Your output must consist of the records printed verbatim, with the pictures excluded.

--- START ---

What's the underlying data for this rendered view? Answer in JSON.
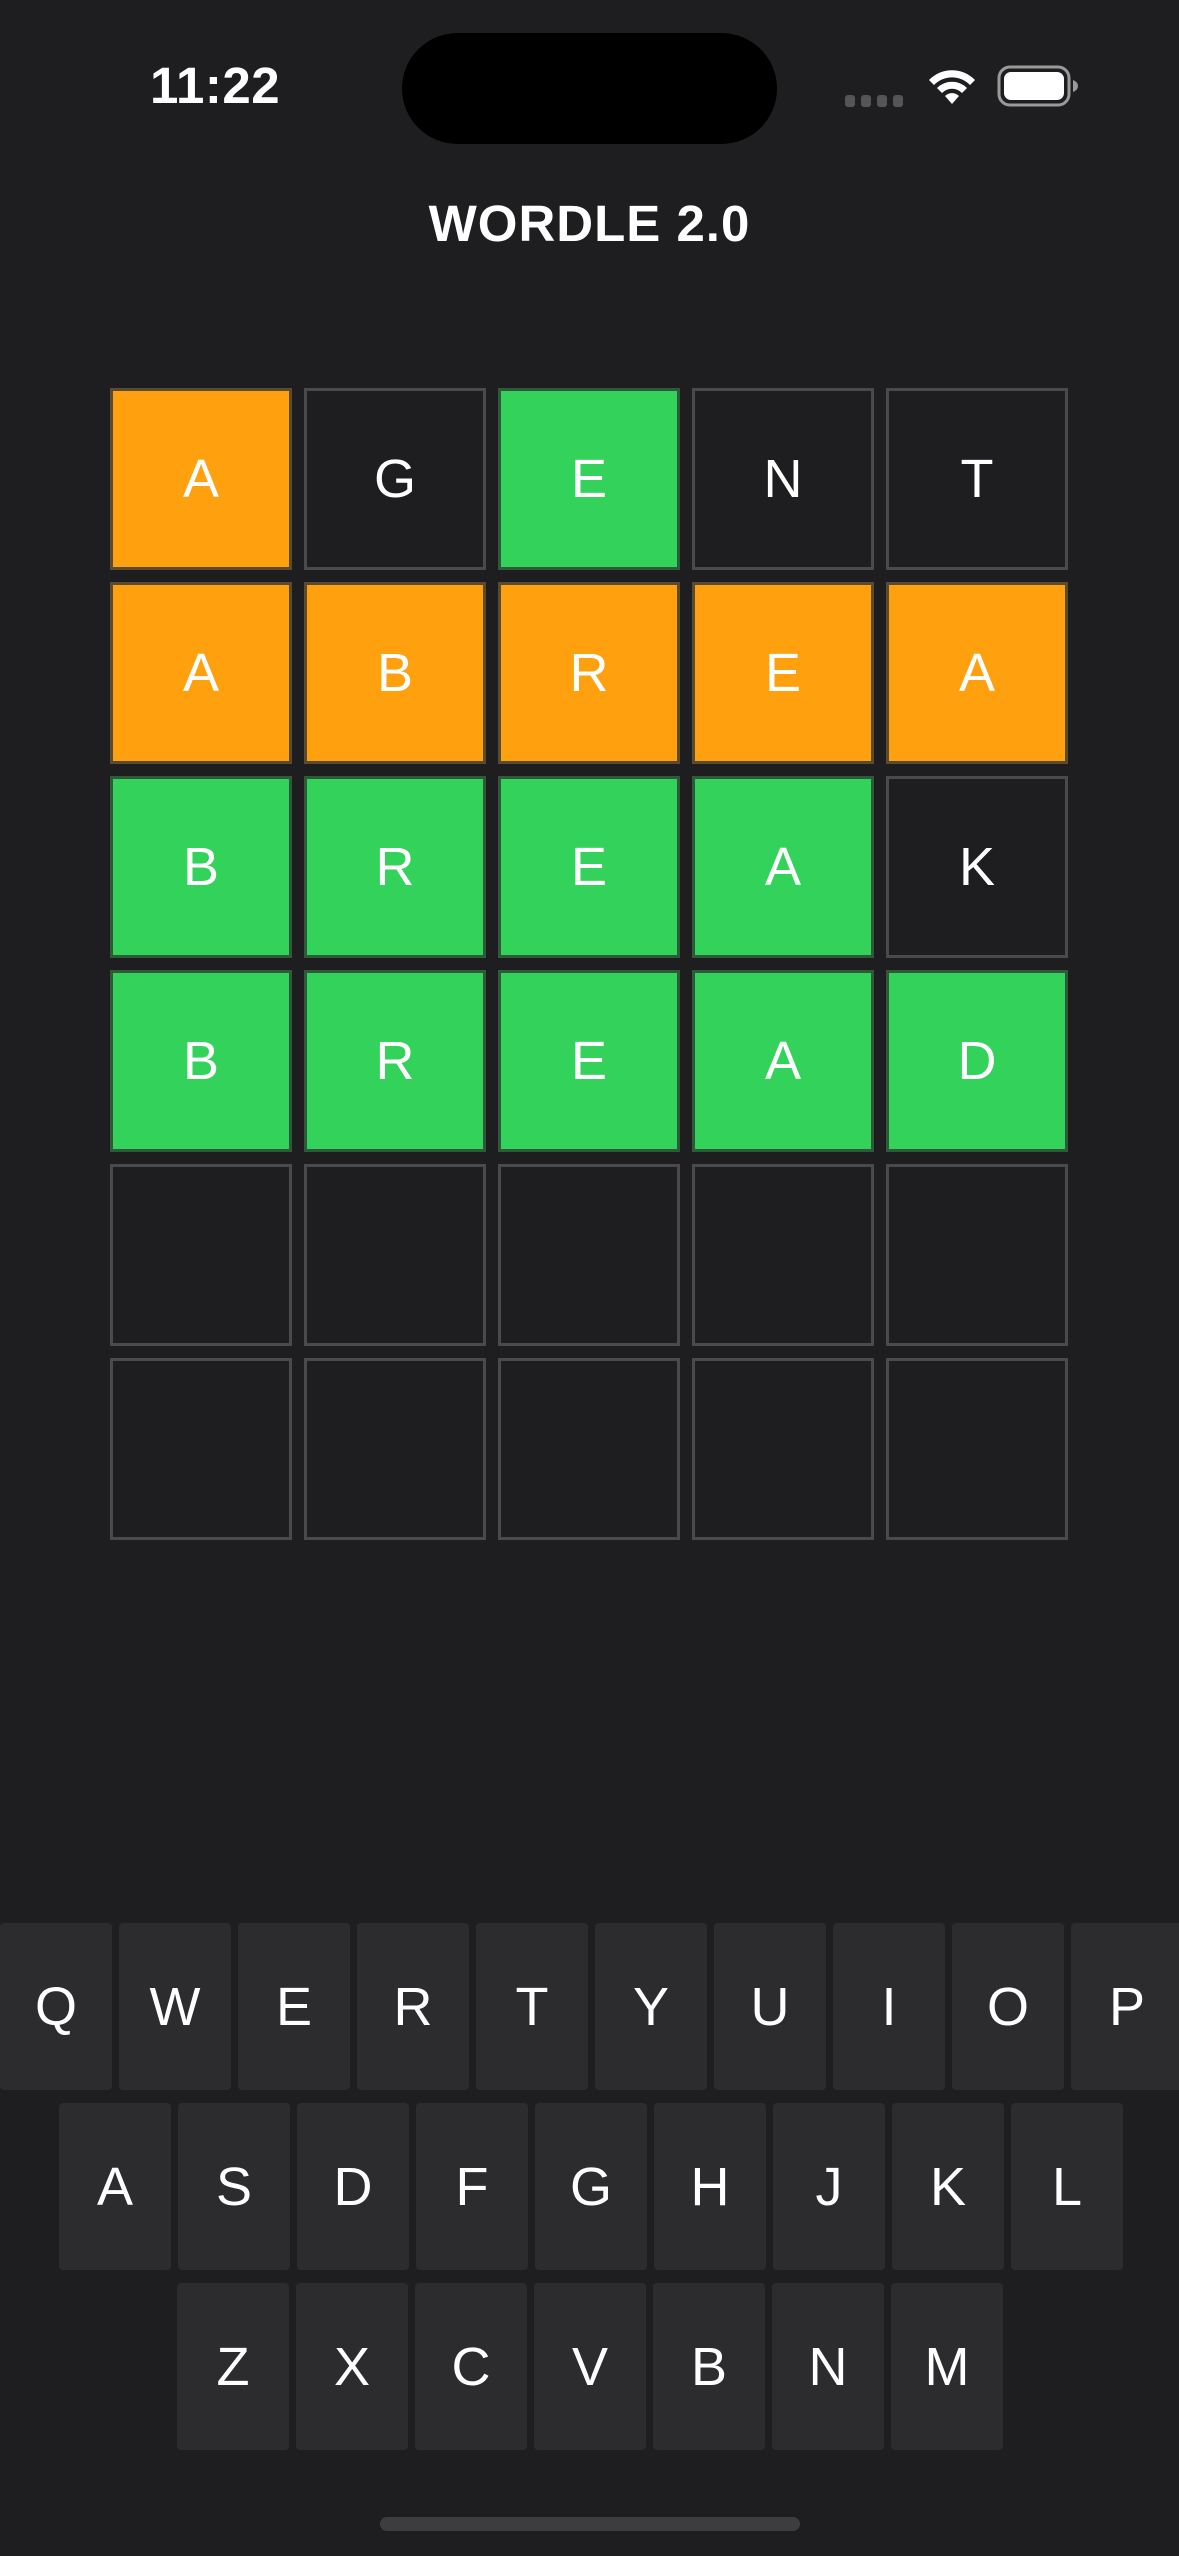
{
  "status_bar": {
    "time": "11:22"
  },
  "header": {
    "title": "WORDLE 2.0"
  },
  "colors": {
    "background": "#1e1e20",
    "present": "#ffa00f",
    "correct": "#33d35b",
    "empty_border": "#4a4a4c",
    "key": "#2c2c2e"
  },
  "board": {
    "rows": [
      [
        {
          "letter": "A",
          "state": "present"
        },
        {
          "letter": "G",
          "state": "absent"
        },
        {
          "letter": "E",
          "state": "correct"
        },
        {
          "letter": "N",
          "state": "absent"
        },
        {
          "letter": "T",
          "state": "absent"
        }
      ],
      [
        {
          "letter": "A",
          "state": "present"
        },
        {
          "letter": "B",
          "state": "present"
        },
        {
          "letter": "R",
          "state": "present"
        },
        {
          "letter": "E",
          "state": "present"
        },
        {
          "letter": "A",
          "state": "present"
        }
      ],
      [
        {
          "letter": "B",
          "state": "correct"
        },
        {
          "letter": "R",
          "state": "correct"
        },
        {
          "letter": "E",
          "state": "correct"
        },
        {
          "letter": "A",
          "state": "correct"
        },
        {
          "letter": "K",
          "state": "absent"
        }
      ],
      [
        {
          "letter": "B",
          "state": "correct"
        },
        {
          "letter": "R",
          "state": "correct"
        },
        {
          "letter": "E",
          "state": "correct"
        },
        {
          "letter": "A",
          "state": "correct"
        },
        {
          "letter": "D",
          "state": "correct"
        }
      ],
      [
        {
          "letter": "",
          "state": "empty"
        },
        {
          "letter": "",
          "state": "empty"
        },
        {
          "letter": "",
          "state": "empty"
        },
        {
          "letter": "",
          "state": "empty"
        },
        {
          "letter": "",
          "state": "empty"
        }
      ],
      [
        {
          "letter": "",
          "state": "empty"
        },
        {
          "letter": "",
          "state": "empty"
        },
        {
          "letter": "",
          "state": "empty"
        },
        {
          "letter": "",
          "state": "empty"
        },
        {
          "letter": "",
          "state": "empty"
        }
      ]
    ]
  },
  "keyboard": {
    "rows": [
      [
        "Q",
        "W",
        "E",
        "R",
        "T",
        "Y",
        "U",
        "I",
        "O",
        "P"
      ],
      [
        "A",
        "S",
        "D",
        "F",
        "G",
        "H",
        "J",
        "K",
        "L"
      ],
      [
        "Z",
        "X",
        "C",
        "V",
        "B",
        "N",
        "M"
      ]
    ]
  },
  "icons": {
    "wifi": "wifi-icon",
    "battery": "battery-icon",
    "signal": "cellular-signal-icon"
  }
}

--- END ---

:: RESPONSE BOX ::
What's the underlying data for this rendered view? Answer in JSON.
{
  "status_bar": {
    "time": "11:22"
  },
  "header": {
    "title": "WORDLE 2.0"
  },
  "colors": {
    "background": "#1e1e20",
    "present": "#ffa00f",
    "correct": "#33d35b",
    "empty_border": "#4a4a4c",
    "key": "#2c2c2e"
  },
  "board": {
    "rows": [
      [
        {
          "letter": "A",
          "state": "present"
        },
        {
          "letter": "G",
          "state": "absent"
        },
        {
          "letter": "E",
          "state": "correct"
        },
        {
          "letter": "N",
          "state": "absent"
        },
        {
          "letter": "T",
          "state": "absent"
        }
      ],
      [
        {
          "letter": "A",
          "state": "present"
        },
        {
          "letter": "B",
          "state": "present"
        },
        {
          "letter": "R",
          "state": "present"
        },
        {
          "letter": "E",
          "state": "present"
        },
        {
          "letter": "A",
          "state": "present"
        }
      ],
      [
        {
          "letter": "B",
          "state": "correct"
        },
        {
          "letter": "R",
          "state": "correct"
        },
        {
          "letter": "E",
          "state": "correct"
        },
        {
          "letter": "A",
          "state": "correct"
        },
        {
          "letter": "K",
          "state": "absent"
        }
      ],
      [
        {
          "letter": "B",
          "state": "correct"
        },
        {
          "letter": "R",
          "state": "correct"
        },
        {
          "letter": "E",
          "state": "correct"
        },
        {
          "letter": "A",
          "state": "correct"
        },
        {
          "letter": "D",
          "state": "correct"
        }
      ],
      [
        {
          "letter": "",
          "state": "empty"
        },
        {
          "letter": "",
          "state": "empty"
        },
        {
          "letter": "",
          "state": "empty"
        },
        {
          "letter": "",
          "state": "empty"
        },
        {
          "letter": "",
          "state": "empty"
        }
      ],
      [
        {
          "letter": "",
          "state": "empty"
        },
        {
          "letter": "",
          "state": "empty"
        },
        {
          "letter": "",
          "state": "empty"
        },
        {
          "letter": "",
          "state": "empty"
        },
        {
          "letter": "",
          "state": "empty"
        }
      ]
    ]
  },
  "keyboard": {
    "rows": [
      [
        "Q",
        "W",
        "E",
        "R",
        "T",
        "Y",
        "U",
        "I",
        "O",
        "P"
      ],
      [
        "A",
        "S",
        "D",
        "F",
        "G",
        "H",
        "J",
        "K",
        "L"
      ],
      [
        "Z",
        "X",
        "C",
        "V",
        "B",
        "N",
        "M"
      ]
    ]
  },
  "icons": {
    "wifi": "wifi-icon",
    "battery": "battery-icon",
    "signal": "cellular-signal-icon"
  }
}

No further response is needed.